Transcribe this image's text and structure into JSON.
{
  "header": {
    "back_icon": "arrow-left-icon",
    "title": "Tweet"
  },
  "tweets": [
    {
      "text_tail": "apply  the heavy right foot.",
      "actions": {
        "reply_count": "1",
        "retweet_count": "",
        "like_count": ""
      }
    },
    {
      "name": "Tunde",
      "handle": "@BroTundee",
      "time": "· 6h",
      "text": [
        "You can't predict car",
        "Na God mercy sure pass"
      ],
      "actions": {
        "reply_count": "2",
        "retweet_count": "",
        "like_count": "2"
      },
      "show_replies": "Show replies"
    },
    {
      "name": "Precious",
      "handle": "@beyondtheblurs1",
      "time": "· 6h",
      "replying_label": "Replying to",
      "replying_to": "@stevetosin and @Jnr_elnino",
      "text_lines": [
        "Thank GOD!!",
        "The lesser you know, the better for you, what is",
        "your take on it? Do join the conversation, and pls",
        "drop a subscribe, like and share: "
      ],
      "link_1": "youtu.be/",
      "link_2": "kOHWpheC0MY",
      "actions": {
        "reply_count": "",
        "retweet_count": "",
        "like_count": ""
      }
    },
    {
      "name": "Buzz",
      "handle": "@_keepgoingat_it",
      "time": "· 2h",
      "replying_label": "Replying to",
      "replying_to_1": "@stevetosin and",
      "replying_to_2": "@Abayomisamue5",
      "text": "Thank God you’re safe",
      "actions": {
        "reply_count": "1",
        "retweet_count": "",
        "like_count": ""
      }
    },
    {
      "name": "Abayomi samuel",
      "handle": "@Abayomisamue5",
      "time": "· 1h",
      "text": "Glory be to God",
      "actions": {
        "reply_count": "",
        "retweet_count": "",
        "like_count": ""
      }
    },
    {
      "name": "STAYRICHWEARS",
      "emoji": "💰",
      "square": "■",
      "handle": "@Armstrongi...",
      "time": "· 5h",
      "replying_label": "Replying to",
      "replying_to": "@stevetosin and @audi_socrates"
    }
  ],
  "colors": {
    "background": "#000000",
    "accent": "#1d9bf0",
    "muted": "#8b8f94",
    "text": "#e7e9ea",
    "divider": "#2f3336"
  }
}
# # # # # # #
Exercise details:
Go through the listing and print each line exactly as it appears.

Response below:
Transcribe this image's text and structure into JSON.
{
  "header": {
    "back_icon": "arrow-left-icon",
    "title": "Tweet"
  },
  "tweets": [
    {
      "text_tail": "apply  the heavy right foot.",
      "actions": {
        "reply_count": "1",
        "retweet_count": "",
        "like_count": ""
      }
    },
    {
      "name": "Tunde",
      "handle": "@BroTundee",
      "time": "· 6h",
      "text": [
        "You can't predict car",
        "Na God mercy sure pass"
      ],
      "actions": {
        "reply_count": "2",
        "retweet_count": "",
        "like_count": "2"
      },
      "show_replies": "Show replies"
    },
    {
      "name": "Precious",
      "handle": "@beyondtheblurs1",
      "time": "· 6h",
      "replying_label": "Replying to",
      "replying_to": "@stevetosin and @Jnr_elnino",
      "text_lines": [
        "Thank GOD!!",
        "The lesser you know, the better for you, what is",
        "your take on it? Do join the conversation, and pls",
        "drop a subscribe, like and share: "
      ],
      "link_1": "youtu.be/",
      "link_2": "kOHWpheC0MY",
      "actions": {
        "reply_count": "",
        "retweet_count": "",
        "like_count": ""
      }
    },
    {
      "name": "Buzz",
      "handle": "@_keepgoingat_it",
      "time": "· 2h",
      "replying_label": "Replying to",
      "replying_to_1": "@stevetosin and",
      "replying_to_2": "@Abayomisamue5",
      "text": "Thank God you’re safe",
      "actions": {
        "reply_count": "1",
        "retweet_count": "",
        "like_count": ""
      }
    },
    {
      "name": "Abayomi samuel",
      "handle": "@Abayomisamue5",
      "time": "· 1h",
      "text": "Glory be to God",
      "actions": {
        "reply_count": "",
        "retweet_count": "",
        "like_count": ""
      }
    },
    {
      "name": "STAYRICHWEARS",
      "emoji": "💰",
      "square": "■",
      "handle": "@Armstrongi...",
      "time": "· 5h",
      "replying_label": "Replying to",
      "replying_to": "@stevetosin and @audi_socrates"
    }
  ],
  "colors": {
    "background": "#000000",
    "accent": "#1d9bf0",
    "muted": "#8b8f94",
    "text": "#e7e9ea",
    "divider": "#2f3336"
  }
}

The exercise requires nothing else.